Improve Your Email

Blank Email

Today people use email for business and pleasure. It’s slightly different to the traditional letter; it’s occasionally perceived as a little less formal than a letter. However, that doesn’t mean you should ignore the standard form of the letter. In this post I will show you how to improve your email writing.

If you want to get more detailed advice about business email, buy my ebook, Better Business Email.

Opener

If you’re writing an informal email a simple ‘Hi’ or ‘Hello’ will do. It’s a nice touch to use the name of the person you’re sending the email to: that way, they know that you haven’t sent the email to the wrong person by mistake.

If you’re writing a business email, ‘Dear’ is the standard opener. You may often see business emails without ‘Dear’, and with only the name. This is only acceptable when you have already established a working relationship.

Names

For friends, use given names (e.g. John) or nicknames (e.g. Johnny). For business it’s more complex.

If you have a working relationship already, you can use a given name. If you don’t, it is best to use a title (that is, Mr., Mrs., Dr., etc.) followed by the family name.

Never use a title followed only by a given name. It looks and sounds strange.

Get to the point!

A lot of people have full inboxes. Say what you want to say. Make it short, but include details and keep it interesting. This is true for both personal and business emails.

Signing off

Use ‘Yours’ or even ‘Bye’ in personal emails. For business or formal emails, ‘Yours faithfully’ is the most appropriate for first contact. In further emails, use ‘Yours sincerely’.

Sign off with your name. Your given name is fine for personal emails. Use your full name in business emails. You can use your title with your full name but be aware that this looks extremely formal.

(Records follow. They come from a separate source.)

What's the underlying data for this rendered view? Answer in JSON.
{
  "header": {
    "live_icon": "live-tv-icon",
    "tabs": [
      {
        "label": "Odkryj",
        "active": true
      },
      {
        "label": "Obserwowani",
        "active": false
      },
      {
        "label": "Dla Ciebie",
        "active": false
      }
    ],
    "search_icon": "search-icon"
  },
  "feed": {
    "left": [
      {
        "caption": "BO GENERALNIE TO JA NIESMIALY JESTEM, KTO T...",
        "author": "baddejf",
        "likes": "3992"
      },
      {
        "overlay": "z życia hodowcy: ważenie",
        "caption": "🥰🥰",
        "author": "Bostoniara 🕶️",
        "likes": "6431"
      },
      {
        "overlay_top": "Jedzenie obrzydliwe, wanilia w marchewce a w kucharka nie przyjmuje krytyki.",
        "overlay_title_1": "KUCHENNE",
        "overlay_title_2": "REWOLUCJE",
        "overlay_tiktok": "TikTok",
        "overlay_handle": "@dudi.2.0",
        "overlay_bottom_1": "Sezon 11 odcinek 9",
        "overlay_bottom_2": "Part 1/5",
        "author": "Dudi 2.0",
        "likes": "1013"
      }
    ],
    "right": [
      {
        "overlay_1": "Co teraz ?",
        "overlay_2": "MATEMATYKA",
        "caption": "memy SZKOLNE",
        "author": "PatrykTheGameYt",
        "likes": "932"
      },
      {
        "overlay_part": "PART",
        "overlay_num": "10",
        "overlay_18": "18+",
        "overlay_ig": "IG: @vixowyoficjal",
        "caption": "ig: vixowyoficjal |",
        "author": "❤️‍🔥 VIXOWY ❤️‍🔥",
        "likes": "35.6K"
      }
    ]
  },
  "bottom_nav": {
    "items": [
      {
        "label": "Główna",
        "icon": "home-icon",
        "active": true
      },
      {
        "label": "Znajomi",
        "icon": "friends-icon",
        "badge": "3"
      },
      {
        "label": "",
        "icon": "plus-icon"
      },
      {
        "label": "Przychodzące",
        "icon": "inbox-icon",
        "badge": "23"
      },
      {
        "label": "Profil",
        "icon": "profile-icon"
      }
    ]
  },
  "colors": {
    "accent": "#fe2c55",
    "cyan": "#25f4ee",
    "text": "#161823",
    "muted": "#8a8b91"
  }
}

Signatures

Business emails should include an automatic signature with your company name and address, URL and telephone and/or fax number.

Check your spelling and you are ready to send your email.

Here are some examples:

Personal

Hi John,

It was great to bump into you the other day. I wish I’d had more time to chat and maybe go for a coffee.

I have some time off next week. Do you want to meet up for a coffee, dinner or drinks sometime?

Let me know.

Marc


Business

Dear Mr. Smith,

I was very pleased to have met you again at the conference. I was disappointed that I did not have time available to discuss your company’s language training needs.

I am available for most of next week. If you would like to let me know a time that is convenient for you, I would like to meet you to discuss this.

I look forward to your reply.

Yours sincerely,

Marc Jones

080-xxxx-xxxx

Getgreatenglish.com

Time with prepositions

One thing a lot of people have problems with when describing time and action relationships is choosing the right preposition. Here is a quick guide.

on + date or day

I will arrive on 26th September.
Could you meet me on Thursday?

in + time period, such as seasons, times of day and months

Let’s meet in June.
Could you arrive early in the morning?
It’s very humid in Summer.

at + time

The meeting starts at noon.
Would you be able to get the train at seven o’clock?

no preposition with this ~ / tomorrow ~ / next ~ / today

Let’s meet this Friday.
I’m busy tomorrow.
What are you doing next week?
Do you have time to talk today?